Choosing character names for the ladies
One of the commenters on my recent interview post at Coffee Time Romance asked how I chose my character names, and so I thought that would be a good subject to talk about here.
Naming your character correctly is one of the most important choices a writer makes in her novel. It might not be as important as the personalities we create for them, but as we all know, our name has a bearing on who we are. And sometimes, our name can affect the person we become, or the person people remember. I mean, would you call your tiny bundle of joy Benedict Arnold? Or Sandy Beach? Really?
In a novel, a name is one of the many choices you make that has meaning. Names, like plots, aren’t random. Here are a few of the choices I made, and why.

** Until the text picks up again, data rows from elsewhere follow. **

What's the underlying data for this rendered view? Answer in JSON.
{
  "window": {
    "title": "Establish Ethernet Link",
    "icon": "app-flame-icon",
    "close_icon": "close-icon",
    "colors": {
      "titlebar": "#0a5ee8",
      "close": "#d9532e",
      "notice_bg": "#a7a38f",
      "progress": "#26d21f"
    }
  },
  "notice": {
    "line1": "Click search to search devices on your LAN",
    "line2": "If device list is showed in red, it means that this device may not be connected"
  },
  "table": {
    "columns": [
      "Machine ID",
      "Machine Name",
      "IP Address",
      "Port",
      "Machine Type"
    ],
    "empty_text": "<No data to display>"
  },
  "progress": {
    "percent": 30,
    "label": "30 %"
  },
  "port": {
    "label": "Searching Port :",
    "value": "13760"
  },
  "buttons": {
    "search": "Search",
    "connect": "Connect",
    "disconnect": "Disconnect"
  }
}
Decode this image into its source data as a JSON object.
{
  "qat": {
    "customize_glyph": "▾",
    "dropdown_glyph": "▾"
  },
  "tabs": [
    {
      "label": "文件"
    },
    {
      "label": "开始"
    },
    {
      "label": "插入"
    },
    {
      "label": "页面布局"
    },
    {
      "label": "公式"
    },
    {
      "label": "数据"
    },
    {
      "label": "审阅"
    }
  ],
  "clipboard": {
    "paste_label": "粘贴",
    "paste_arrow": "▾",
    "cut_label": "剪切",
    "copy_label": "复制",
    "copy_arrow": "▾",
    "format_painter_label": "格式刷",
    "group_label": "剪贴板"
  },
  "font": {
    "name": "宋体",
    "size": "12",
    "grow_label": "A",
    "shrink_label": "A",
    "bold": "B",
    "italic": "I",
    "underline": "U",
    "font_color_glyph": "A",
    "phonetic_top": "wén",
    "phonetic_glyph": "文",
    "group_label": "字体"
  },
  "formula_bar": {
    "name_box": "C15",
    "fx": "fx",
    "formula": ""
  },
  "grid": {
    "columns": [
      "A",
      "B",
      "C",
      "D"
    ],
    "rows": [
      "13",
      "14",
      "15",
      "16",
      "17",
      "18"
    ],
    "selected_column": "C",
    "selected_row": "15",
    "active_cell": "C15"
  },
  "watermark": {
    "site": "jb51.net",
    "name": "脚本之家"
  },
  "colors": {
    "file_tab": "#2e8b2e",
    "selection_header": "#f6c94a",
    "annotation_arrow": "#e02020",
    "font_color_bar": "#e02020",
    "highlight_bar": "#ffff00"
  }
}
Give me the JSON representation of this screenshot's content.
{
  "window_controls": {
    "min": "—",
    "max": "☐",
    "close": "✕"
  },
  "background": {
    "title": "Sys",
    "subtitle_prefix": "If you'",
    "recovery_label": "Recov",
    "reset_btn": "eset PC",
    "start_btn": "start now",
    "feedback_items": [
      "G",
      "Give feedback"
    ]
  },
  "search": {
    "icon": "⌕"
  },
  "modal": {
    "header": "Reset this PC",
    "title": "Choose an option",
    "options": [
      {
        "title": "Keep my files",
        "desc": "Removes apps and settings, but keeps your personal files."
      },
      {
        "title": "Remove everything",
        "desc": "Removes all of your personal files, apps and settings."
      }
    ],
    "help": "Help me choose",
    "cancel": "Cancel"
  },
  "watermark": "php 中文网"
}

- Lady Claire Trevelyan. Claire means “bright and shining; famous” according to my baby name book. In French, it means “clear, bright light,” as in clair de lune, the shining light of the moon. To that I would add the quality of clarity, which if she did not possess it in the beginning of her story, she does by the end. “Claire” also rolls smoothly off the tongue when paired with her family name, Trevelyan, a place name from Cornwall, the “tre” prefix meaning “town.”

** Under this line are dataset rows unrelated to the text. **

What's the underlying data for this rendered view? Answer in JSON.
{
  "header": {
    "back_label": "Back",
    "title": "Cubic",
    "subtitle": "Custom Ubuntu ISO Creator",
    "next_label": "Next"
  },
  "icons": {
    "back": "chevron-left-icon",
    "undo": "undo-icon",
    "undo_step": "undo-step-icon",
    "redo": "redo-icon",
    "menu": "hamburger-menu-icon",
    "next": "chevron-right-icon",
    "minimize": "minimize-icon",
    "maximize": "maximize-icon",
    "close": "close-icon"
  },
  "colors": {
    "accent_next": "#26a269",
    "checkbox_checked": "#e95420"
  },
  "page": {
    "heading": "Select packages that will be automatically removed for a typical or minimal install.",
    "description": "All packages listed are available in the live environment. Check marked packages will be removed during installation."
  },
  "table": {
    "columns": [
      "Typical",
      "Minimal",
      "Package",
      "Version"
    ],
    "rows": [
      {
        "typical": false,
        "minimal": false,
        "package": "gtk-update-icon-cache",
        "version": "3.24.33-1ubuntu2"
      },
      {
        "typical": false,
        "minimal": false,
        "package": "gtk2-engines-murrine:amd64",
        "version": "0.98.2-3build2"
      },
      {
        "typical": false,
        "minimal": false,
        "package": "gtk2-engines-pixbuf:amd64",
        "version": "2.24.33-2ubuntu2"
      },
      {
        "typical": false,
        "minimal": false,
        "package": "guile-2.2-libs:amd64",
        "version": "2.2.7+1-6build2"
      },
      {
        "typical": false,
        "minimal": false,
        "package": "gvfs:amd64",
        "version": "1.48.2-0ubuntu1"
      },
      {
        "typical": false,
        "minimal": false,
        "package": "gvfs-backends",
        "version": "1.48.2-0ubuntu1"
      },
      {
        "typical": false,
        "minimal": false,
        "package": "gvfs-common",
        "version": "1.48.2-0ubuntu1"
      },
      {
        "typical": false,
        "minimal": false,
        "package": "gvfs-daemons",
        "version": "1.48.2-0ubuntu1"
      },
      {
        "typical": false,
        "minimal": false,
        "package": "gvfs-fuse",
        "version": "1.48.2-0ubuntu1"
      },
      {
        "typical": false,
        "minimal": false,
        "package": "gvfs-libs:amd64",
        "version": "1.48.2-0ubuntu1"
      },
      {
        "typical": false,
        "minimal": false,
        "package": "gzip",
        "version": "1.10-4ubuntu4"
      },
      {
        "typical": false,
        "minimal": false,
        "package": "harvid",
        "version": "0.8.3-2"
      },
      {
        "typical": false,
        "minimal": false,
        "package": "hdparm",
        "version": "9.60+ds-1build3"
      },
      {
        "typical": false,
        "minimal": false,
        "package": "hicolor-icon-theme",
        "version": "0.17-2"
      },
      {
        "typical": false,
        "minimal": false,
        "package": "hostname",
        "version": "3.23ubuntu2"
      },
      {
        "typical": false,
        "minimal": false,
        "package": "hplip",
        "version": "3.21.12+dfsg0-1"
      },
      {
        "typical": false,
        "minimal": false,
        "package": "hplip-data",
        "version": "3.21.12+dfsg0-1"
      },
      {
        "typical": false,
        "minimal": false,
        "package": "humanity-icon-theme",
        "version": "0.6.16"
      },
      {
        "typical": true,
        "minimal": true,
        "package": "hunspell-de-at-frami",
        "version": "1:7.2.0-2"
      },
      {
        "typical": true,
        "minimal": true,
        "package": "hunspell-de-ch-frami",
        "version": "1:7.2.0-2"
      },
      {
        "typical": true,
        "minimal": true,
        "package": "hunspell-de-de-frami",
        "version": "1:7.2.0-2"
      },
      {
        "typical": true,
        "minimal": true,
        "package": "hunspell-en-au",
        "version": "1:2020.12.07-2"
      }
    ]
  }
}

- Alice Chalmers. You might remember me talking about how I discovered Alice’s name in a previous post. Yes, I named her after a tractor. But she’s a mechanic, she’s stubborn, and she tends to roll right through things rather than wait to think of a subtle solution. It suits her, doesn’t it?
- The Mopsies. Some characters appear in your head complete with faces, hair, ragged dresses, holey stockings, and names. The Mopsies were like that; in fact, “Mopsies” came first and Maggie and Lizzie second. Somewhere in the soup that is my mind, I crossed moppet with the Victorian character Topsy, and Mopsies was the result.
As the books went on, though, and particularly when it was necessary for Claire to get traveling papers for them, the Mopsies had to have a last name. So I wondered, what kind of name would be shortened up to “Mopsie” by the girls themselves or by the other street children, given that they wound up on the street before they could manage language very well? What if they were the children of French immigrants … and what if something bad happened to their parents that might come back to bite them sometime in a future book? Ooh la la, what if their surname were “de Maupassant”? See—a plot springs to mind already!
Next post: the gentlemen.